# MATERIAL FOR THIS EXERCISE
────────────────────
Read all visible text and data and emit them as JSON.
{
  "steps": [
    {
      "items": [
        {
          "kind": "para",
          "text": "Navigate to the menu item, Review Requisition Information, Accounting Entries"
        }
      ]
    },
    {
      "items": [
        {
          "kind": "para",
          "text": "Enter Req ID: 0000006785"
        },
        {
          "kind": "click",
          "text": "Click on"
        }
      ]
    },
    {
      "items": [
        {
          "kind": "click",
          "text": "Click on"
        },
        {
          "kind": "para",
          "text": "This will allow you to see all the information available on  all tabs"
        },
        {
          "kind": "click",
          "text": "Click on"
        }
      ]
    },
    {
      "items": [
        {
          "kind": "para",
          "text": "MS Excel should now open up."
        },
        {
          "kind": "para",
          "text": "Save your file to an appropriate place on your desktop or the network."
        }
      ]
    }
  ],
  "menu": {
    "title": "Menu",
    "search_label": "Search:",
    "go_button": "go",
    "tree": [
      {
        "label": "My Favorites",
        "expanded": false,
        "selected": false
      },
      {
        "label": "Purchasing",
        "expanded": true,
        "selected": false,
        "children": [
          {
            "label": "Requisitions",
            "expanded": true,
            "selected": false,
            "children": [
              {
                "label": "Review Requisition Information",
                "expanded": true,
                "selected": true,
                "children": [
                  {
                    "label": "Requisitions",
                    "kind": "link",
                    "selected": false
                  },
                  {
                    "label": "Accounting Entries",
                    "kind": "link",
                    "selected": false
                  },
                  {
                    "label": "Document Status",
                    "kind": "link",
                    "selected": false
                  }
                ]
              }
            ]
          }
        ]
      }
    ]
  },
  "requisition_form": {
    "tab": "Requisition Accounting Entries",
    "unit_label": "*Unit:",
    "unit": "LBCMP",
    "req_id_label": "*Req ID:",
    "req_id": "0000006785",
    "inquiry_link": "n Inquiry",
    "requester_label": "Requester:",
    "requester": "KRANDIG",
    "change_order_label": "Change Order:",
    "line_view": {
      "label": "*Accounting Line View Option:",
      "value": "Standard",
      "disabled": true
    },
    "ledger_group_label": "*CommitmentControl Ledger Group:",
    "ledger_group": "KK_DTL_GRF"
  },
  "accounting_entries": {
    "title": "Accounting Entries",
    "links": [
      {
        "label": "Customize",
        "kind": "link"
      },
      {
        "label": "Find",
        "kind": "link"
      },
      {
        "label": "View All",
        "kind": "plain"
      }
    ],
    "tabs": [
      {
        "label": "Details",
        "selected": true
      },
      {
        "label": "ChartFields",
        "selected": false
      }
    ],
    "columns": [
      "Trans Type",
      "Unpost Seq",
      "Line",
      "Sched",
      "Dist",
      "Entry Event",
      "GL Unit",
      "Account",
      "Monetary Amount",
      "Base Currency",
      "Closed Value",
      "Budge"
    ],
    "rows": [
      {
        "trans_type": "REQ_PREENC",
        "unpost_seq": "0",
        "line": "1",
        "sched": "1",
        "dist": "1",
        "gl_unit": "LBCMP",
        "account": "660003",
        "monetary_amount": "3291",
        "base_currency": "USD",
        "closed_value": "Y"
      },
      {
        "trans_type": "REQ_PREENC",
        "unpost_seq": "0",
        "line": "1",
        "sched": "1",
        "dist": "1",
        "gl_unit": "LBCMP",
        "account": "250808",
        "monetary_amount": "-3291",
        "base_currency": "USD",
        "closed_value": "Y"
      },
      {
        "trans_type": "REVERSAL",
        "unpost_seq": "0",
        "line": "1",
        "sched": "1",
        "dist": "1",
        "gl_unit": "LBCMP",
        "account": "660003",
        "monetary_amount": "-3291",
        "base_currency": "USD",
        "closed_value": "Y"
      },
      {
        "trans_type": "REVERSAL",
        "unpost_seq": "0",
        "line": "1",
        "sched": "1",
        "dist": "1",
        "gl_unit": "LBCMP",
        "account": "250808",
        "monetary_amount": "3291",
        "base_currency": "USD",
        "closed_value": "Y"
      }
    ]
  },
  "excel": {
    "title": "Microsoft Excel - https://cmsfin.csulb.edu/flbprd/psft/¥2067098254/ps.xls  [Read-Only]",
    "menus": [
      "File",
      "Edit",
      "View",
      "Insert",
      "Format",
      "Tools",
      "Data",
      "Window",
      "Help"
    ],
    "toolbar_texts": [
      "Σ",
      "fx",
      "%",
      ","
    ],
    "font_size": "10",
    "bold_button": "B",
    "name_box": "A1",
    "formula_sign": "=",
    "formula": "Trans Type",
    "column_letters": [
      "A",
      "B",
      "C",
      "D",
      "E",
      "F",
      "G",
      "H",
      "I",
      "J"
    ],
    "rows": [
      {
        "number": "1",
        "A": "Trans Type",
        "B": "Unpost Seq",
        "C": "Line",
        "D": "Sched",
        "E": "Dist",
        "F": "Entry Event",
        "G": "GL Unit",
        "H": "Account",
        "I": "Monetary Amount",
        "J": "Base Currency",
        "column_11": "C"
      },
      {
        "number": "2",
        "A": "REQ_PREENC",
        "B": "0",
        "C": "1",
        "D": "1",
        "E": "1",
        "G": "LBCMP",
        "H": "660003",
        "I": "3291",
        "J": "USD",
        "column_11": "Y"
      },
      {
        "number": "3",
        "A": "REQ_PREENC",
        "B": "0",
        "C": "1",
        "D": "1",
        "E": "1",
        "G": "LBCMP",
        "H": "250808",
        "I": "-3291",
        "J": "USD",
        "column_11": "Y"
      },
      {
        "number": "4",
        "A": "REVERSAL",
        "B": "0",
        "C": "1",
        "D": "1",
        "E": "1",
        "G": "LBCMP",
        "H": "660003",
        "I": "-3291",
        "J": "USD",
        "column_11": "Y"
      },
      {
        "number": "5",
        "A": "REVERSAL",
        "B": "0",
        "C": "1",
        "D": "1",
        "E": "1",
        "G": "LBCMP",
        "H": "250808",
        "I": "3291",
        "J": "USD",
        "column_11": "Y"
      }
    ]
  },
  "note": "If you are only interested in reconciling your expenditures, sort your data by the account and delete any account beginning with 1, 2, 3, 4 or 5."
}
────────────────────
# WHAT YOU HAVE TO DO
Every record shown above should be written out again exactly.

# SOLUTION TO THE EXERCISE
Read all visible text and data and emit them as JSON.
{
  "steps": [
    {
      "items": [
        {
          "kind": "para",
          "text": "Navigate to the menu item, Review Requisition Information, Accounting Entries"
        }
      ]
    },
    {
      "items": [
        {
          "kind": "para",
          "text": "Enter Req ID: 0000006785"
        },
        {
          "kind": "click",
          "text": "Click on"
        }
      ]
    },
    {
      "items": [
        {
          "kind": "click",
          "text": "Click on"
        },
        {
          "kind": "para",
          "text": "This will allow you to see all the information available on  all tabs"
        },
        {
          "kind": "click",
          "text": "Click on"
        }
      ]
    },
    {
      "items": [
        {
          "kind": "para",
          "text": "MS Excel should now open up."
        },
        {
          "kind": "para",
          "text": "Save your file to an appropriate place on your desktop or the network."
        }
      ]
    }
  ],
  "menu": {
    "title": "Menu",
    "search_label": "Search:",
    "go_button": "go",
    "tree": [
      {
        "label": "My Favorites",
        "expanded": false,
        "selected": false
      },
      {
        "label": "Purchasing",
        "expanded": true,
        "selected": false,
        "children": [
          {
            "label": "Requisitions",
            "expanded": true,
            "selected": false,
            "children": [
              {
                "label": "Review Requisition Information",
                "expanded": true,
                "selected": true,
                "children": [
                  {
                    "label": "Requisitions",
                    "kind": "link",
                    "selected": false
                  },
                  {
                    "label": "Accounting Entries",
                    "kind": "link",
                    "selected": false
                  },
                  {
                    "label": "Document Status",
                    "kind": "link",
                    "selected": false
                  }
                ]
              }
            ]
          }
        ]
      }
    ]
  },
  "requisition_form": {
    "tab": "Requisition Accounting Entries",
    "unit_label": "*Unit:",
    "unit": "LBCMP",
    "req_id_label": "*Req ID:",
    "req_id": "0000006785",
    "inquiry_link": "n Inquiry",
    "requester_label": "Requester:",
    "requester": "KRANDIG",
    "change_order_label": "Change Order:",
    "line_view": {
      "label": "*Accounting Line View Option:",
      "value": "Standard",
      "disabled": true
    },
    "ledger_group_label": "*CommitmentControl Ledger Group:",
    "ledger_group": "KK_DTL_GRF"
  },
  "accounting_entries": {
    "title": "Accounting Entries",
    "links": [
      {
        "label": "Customize",
        "kind": "link"
      },
      {
        "label": "Find",
        "kind": "link"
      },
      {
        "label": "View All",
        "kind": "plain"
      }
    ],
    "tabs": [
      {
        "label": "Details",
        "selected": true
      },
      {
        "label": "ChartFields",
        "selected": false
      }
    ],
    "columns": [
      "Trans Type",
      "Unpost Seq",
      "Line",
      "Sched",
      "Dist",
      "Entry Event",
      "GL Unit",
      "Account",
      "Monetary Amount",
      "Base Currency",
      "Closed Value",
      "Budge"
    ],
    "rows": [
      {
        "trans_type": "REQ_PREENC",
        "unpost_seq": "0",
        "line": "1",
        "sched": "1",
        "dist": "1",
        "gl_unit": "LBCMP",
        "account": "660003",
        "monetary_amount": "3291",
        "base_currency": "USD",
        "closed_value": "Y"
      },
      {
        "trans_type": "REQ_PREENC",
        "unpost_seq": "0",
        "line": "1",
        "sched": "1",
        "dist": "1",
        "gl_unit": "LBCMP",
        "account": "250808",
        "monetary_amount": "-3291",
        "base_currency": "USD",
        "closed_value": "Y"
      },
      {
        "trans_type": "REVERSAL",
        "unpost_seq": "0",
        "line": "1",
        "sched": "1",
        "dist": "1",
        "gl_unit": "LBCMP",
        "account": "660003",
        "monetary_amount": "-3291",
        "base_currency": "USD",
        "closed_value": "Y"
      },
      {
        "trans_type": "REVERSAL",
        "unpost_seq": "0",
        "line": "1",
        "sched": "1",
        "dist": "1",
        "gl_unit": "LBCMP",
        "account": "250808",
        "monetary_amount": "3291",
        "base_currency": "USD",
        "closed_value": "Y"
      }
    ]
  },
  "excel": {
    "title": "Microsoft Excel - https://cmsfin.csulb.edu/flbprd/psft/¥2067098254/ps.xls  [Read-Only]",
    "menus": [
      "File",
      "Edit",
      "View",
      "Insert",
      "Format",
      "Tools",
      "Data",
      "Window",
      "Help"
    ],
    "toolbar_texts": [
      "Σ",
      "fx",
      "%",
      ","
    ],
    "font_size": "10",
    "bold_button": "B",
    "name_box": "A1",
    "formula_sign": "=",
    "formula": "Trans Type",
    "column_letters": [
      "A",
      "B",
      "C",
      "D",
      "E",
      "F",
      "G",
      "H",
      "I",
      "J"
    ],
    "rows": [
      {
        "number": "1",
        "A": "Trans Type",
        "B": "Unpost Seq",
        "C": "Line",
        "D": "Sched",
        "E": "Dist",
        "F": "Entry Event",
        "G": "GL Unit",
        "H": "Account",
        "I": "Monetary Amount",
        "J": "Base Currency",
        "column_11": "C"
      },
      {
        "number": "2",
        "A": "REQ_PREENC",
        "B": "0",
        "C": "1",
        "D": "1",
        "E": "1",
        "G": "LBCMP",
        "H": "660003",
        "I": "3291",
        "J": "USD",
        "column_11": "Y"
      },
      {
        "number": "3",
        "A": "REQ_PREENC",
        "B": "0",
        "C": "1",
        "D": "1",
        "E": "1",
        "G": "LBCMP",
        "H": "250808",
        "I": "-3291",
        "J": "USD",
        "column_11": "Y"
      },
      {
        "number": "4",
        "A": "REVERSAL",
        "B": "0",
        "C": "1",
        "D": "1",
        "E": "1",
        "G": "LBCMP",
        "H": "660003",
        "I": "-3291",
        "J": "USD",
        "column_11": "Y"
      },
      {
        "number": "5",
        "A": "REVERSAL",
        "B": "0",
        "C": "1",
        "D": "1",
        "E": "1",
        "G": "LBCMP",
        "H": "250808",
        "I": "3291",
        "J": "USD",
        "column_11": "Y"
      }
    ]
  },
  "note": "If you are only interested in reconciling your expenditures, sort your data by the account and delete any account beginning with 1, 2, 3, 4 or 5."
}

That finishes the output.